Sorry Bambi, but We're Going to Need Some of that Forest.
Okay, I’m not the unibomber, and this isn’t exactly going to be some deep, thought provoking manifesto that will solve all of the world’s ills. But I think I’ve given more than enough time to the things that frustrate me, so perhaps it’s time to spend a little ink going into what I’d do to solve them.
And before you get started, NO, this is not the precursor to me announcing my candidacy for one office or another. While I consider myself smart enough to have a plan of action, I also recognize the need for experience in the inner workings of the government if you ever hope to actually get anything accomplished. So, even if I had the desire to serve in that capacity, I know that I don’t have the patience. Therefore, unless you’re prepared to elect me as your king, where I wouldn’t have to worry about things like a popular vote, due process or impeachment, then I think I’ll stay right where I am.
That said, here’s what I’d like to see from my government…
First of all, stop with all this nonsense regarding energy. We’ve got oil, we’ve got coal, and we have the resources and technology to bring an abundance of electricity to every home in the nation. Yet we won’t drill for it, won’t refine it and won’t build new plants to provide it. WHY? Because we’re harming the environment. Because nuclear power isn’t safe enough. Because, God forbid, we might disrupt the mating habits of the North American Caribou.
Are you kidding me? I’ve spent many summers in Alaska, and I’ve seen the seemingly devastating effects of logging. I’ve also revisited those same areas years later, and seen the new trees replace the old. I’ve seen miles of pipeline, yet have continued to see the bears, moose and deer that seem to have found ways to continue to procreate despite the intrusion. Simply put, time and time again, I’ve seen man intervene, yet nature overcome.
Going even further, what is it about people who insist that we don’t harm the natural environment of ANWR but seem to be okay using oil and oil byproducts that are created at the expense of the, just as natural, environments of Canada, Mexico and Saudi Arabia. What makes the arctic worth preserving yet the Middle East worth pillaging? That’s like insisting that fur is murder, then going out to Morton's for a nice juicy steak.
Truth be told, I really don’t care if gas goes to $5 or even $10 a gallon. I believe that the market will naturally work itself out. That people will find their own personal breaking point for conservation. That the higher the price of gas, the more motivated people will be to find alternative modes of transportation and the more industrious this nation will become in solving its own problems.
I don’t wish for the hardship, and I certainly don’t look forward to the hard choices ahead, but in my opinion we’ve gone soft. We’ve become lazy. And we’ve confused our wants as an “entitled” society with the rights of a hard working nation. Growing up, if you were making a cake and needed just one more egg, you walked next door and asked the neighbor to borrow one. Now, you hop in your car, drive to the nearest store (which you expect to stay open 24/7) and complain to the manager about having to buy an entire dozen.
Cheap gas isn’t a right, and expensive gas, in itself, isn’t necessarily a problem, unless we spend more time complaining about it than we do actually getting off our collective butts trying to find alternative solutions.

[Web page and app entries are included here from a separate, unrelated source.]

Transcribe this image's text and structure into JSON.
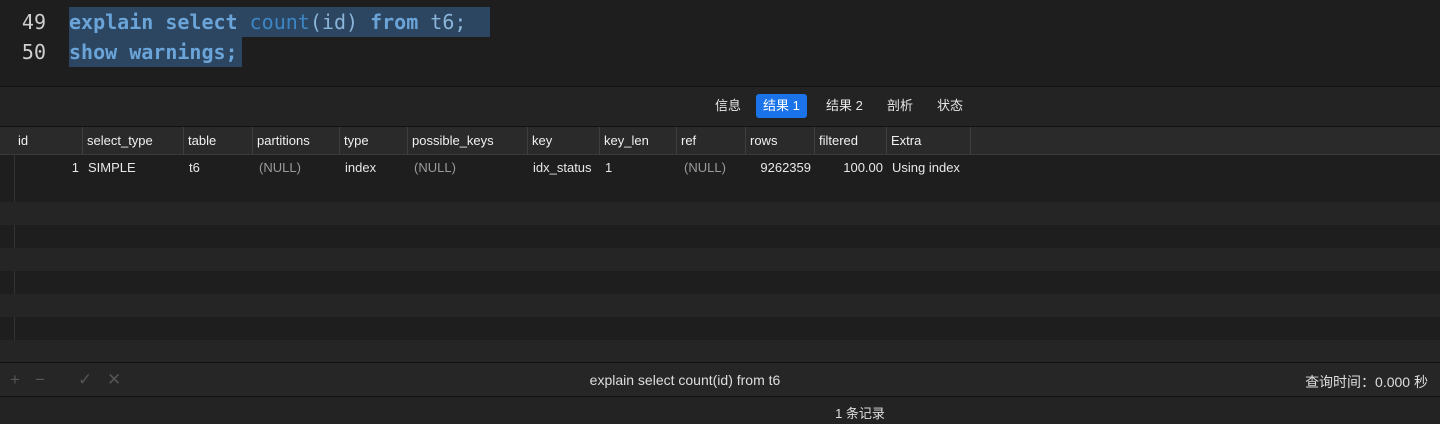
{
  "editor": {
    "lines": [
      {
        "number": "49",
        "tokens": [
          "explain",
          "select",
          "count",
          "(id)",
          "from",
          "t6;"
        ]
      },
      {
        "number": "50",
        "tokens": [
          "show",
          "warnings;"
        ]
      }
    ]
  },
  "tabs": [
    {
      "label": "信息",
      "active": false
    },
    {
      "label": "结果 1",
      "active": true
    },
    {
      "label": "结果 2",
      "active": false
    },
    {
      "label": "剖析",
      "active": false
    },
    {
      "label": "状态",
      "active": false
    }
  ],
  "grid": {
    "columns": [
      "id",
      "select_type",
      "table",
      "partitions",
      "type",
      "possible_keys",
      "key",
      "key_len",
      "ref",
      "rows",
      "filtered",
      "Extra"
    ],
    "rows": [
      {
        "id": "1",
        "select_type": "SIMPLE",
        "table": "t6",
        "partitions": "(NULL)",
        "type": "index",
        "possible_keys": "(NULL)",
        "key": "idx_status",
        "key_len": "1",
        "ref": "(NULL)",
        "rows": "9262359",
        "filtered": "100.00",
        "Extra": "Using index"
      }
    ]
  },
  "toolbar": {
    "icons": [
      "plus-icon",
      "minus-icon",
      "check-icon",
      "close-icon"
    ],
    "sql_status": "explain select count(id) from t6",
    "query_time": "查询时间：0.000 秒"
  },
  "recordbar": {
    "record_count": "1 条记录"
  },
  "colors": {
    "selection": "#2c4661",
    "active_tab": "#1a73e8",
    "keyword": "#6aa4d8",
    "function": "#3d86c6"
  }
}
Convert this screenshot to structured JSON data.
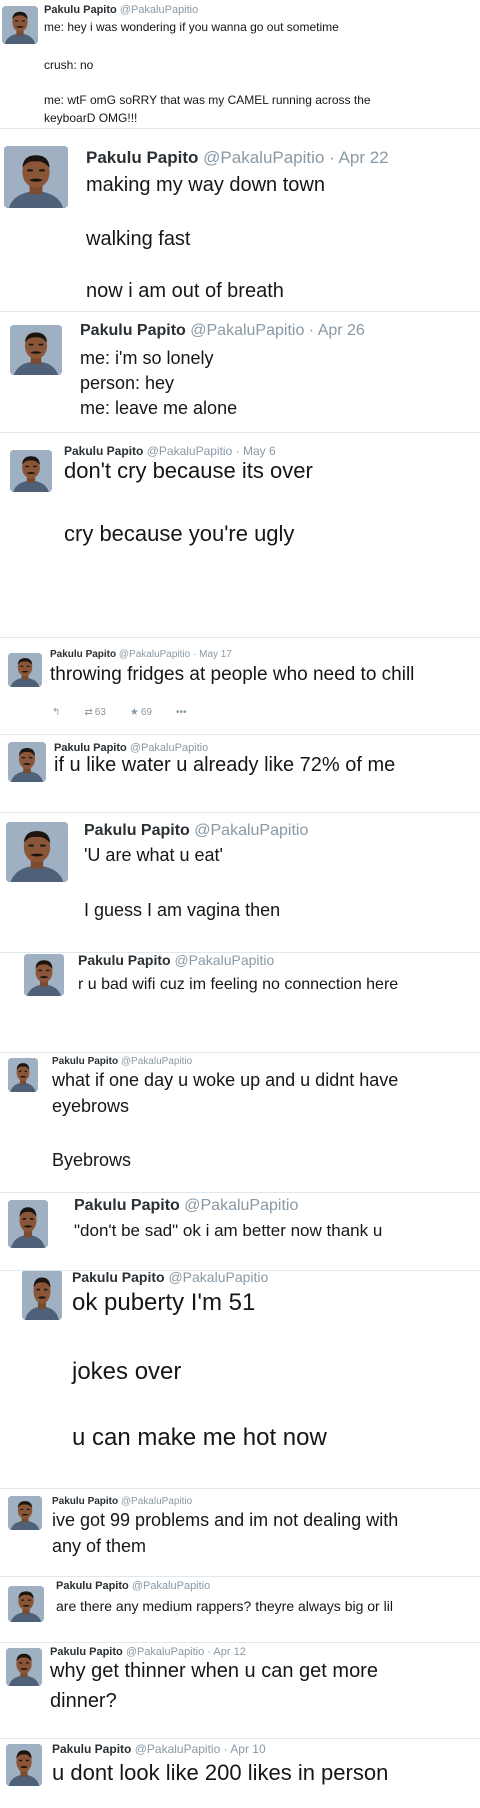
{
  "author": {
    "name": "Pakulu Papito",
    "handle": "@PakaluPapitio"
  },
  "tweets": [
    {
      "date": "",
      "lines": [
        "me: hey i was wondering if you wanna go out sometime",
        "crush: no",
        "me: wtF omG soRRY that was my CAMEL running across the",
        "keyboarD OMG!!!"
      ]
    },
    {
      "date": "Apr 22",
      "lines": [
        "making my way down town",
        "walking fast",
        "now i am out of breath"
      ]
    },
    {
      "date": "Apr 26",
      "lines": [
        "me: i'm so lonely",
        "person: hey",
        "me: leave me alone"
      ]
    },
    {
      "date": "May 6",
      "lines": [
        "don't cry because its over",
        "cry because you're ugly"
      ]
    },
    {
      "date": "May 17",
      "lines": [
        "throwing fridges at people who need to chill"
      ],
      "retweets": "63",
      "likes": "69"
    },
    {
      "date": "",
      "lines": [
        "if u like water u already like 72% of me"
      ]
    },
    {
      "date": "",
      "lines": [
        "'U are what u eat'",
        "I guess I am vagina then"
      ]
    },
    {
      "date": "",
      "lines": [
        "r u bad wifi cuz im feeling no connection here"
      ]
    },
    {
      "date": "",
      "lines": [
        "what if one day u woke up and u didnt have",
        "eyebrows",
        "Byebrows"
      ]
    },
    {
      "date": "",
      "lines": [
        "\"don't be sad\" ok i am better now thank u"
      ]
    },
    {
      "date": "",
      "lines": [
        "ok puberty I'm 51",
        "jokes over",
        "u can make me hot now"
      ]
    },
    {
      "date": "",
      "lines": [
        "ive got 99 problems and im not dealing with",
        "any of them"
      ]
    },
    {
      "date": "",
      "lines": [
        "are there any medium rappers? theyre always big or lil"
      ]
    },
    {
      "date": "Apr 12",
      "lines": [
        "why get thinner when u can get more",
        "dinner?"
      ]
    },
    {
      "date": "Apr 10",
      "lines": [
        "u dont look like 200 likes in person"
      ]
    }
  ],
  "icons": {
    "reply": "reply-icon",
    "retweet": "retweet-icon",
    "like": "star-icon",
    "more": "more-icon"
  },
  "colors": {
    "name": "#292f33",
    "handle": "#8899a6",
    "text": "#14171a",
    "separator": "#e1e8ed"
  }
}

Don’t get me wrong, I still think that we need to drill, we need to mine, and we need to build. Just not solely to provide any break in the price of these resources, yet, to also put the U.S. back into a position of independence.
I can only imagine how hard it was for the Saudis to withhold their laughter when President Bush swung by to request that they increase their oil production. If one of your customers came to you and said, “We’d like you to work harder and produce more, but only so we can pay you less per unit, meaning you’ll only make about the same amount in the long run,” what would your response be?
Just as bad, in my opinion, is the recent plan to institute a “windfall” profit tax on the oil companies. How does letting the government take more of their money help us pay for fuel? The bigger question is; what prevents the oil companies from passing this additional cost of business right back to the consumer? Help me out here, what is the historical context for a move like this? When has increasing the tax on business ever successfully lowered prices?
With all of this in mind, here’s what I propose: First, I’d like to see our government open up just about every square corner of the country to the prospect of energy production. Why can the government level houses to build a school, but not displace a few moose to fuel our economy? It can rezone residential lots to build a strip mall, but apparently can’t redistrict a fishing hole to make way for offshore drilling.
The second step is to begin construction on at least a half dozen new nuclear power plants. And, I already know where the first one should go: Tijuana Mexico. If we can import oil, why not electricity? We help them build it, we train them to use it and in exchange they feed some juice across the border to the cities that invented the term “rolling blackout”.
Aside from providing more energy in the long run, these first two steps should have at least a marginal effect on driving down oil prices in the futures market, which in turn should show up in lower prices at the pump. But to truly inspire us to broaden our technology I’d still like to see our government announce step three: Energy Independence.
Call us the Amish of the modern age, but I’d like to see them set a date, say July 4th, 2026 (250 years after our original Declaration of Independence) and make it a law that all our power and fuel from that date forward will come from within our own borders. That might help us get a little more motivated to act and not just whine.
For my next suggestion, I’ll propose a way to use accountants to solve the immigration problem.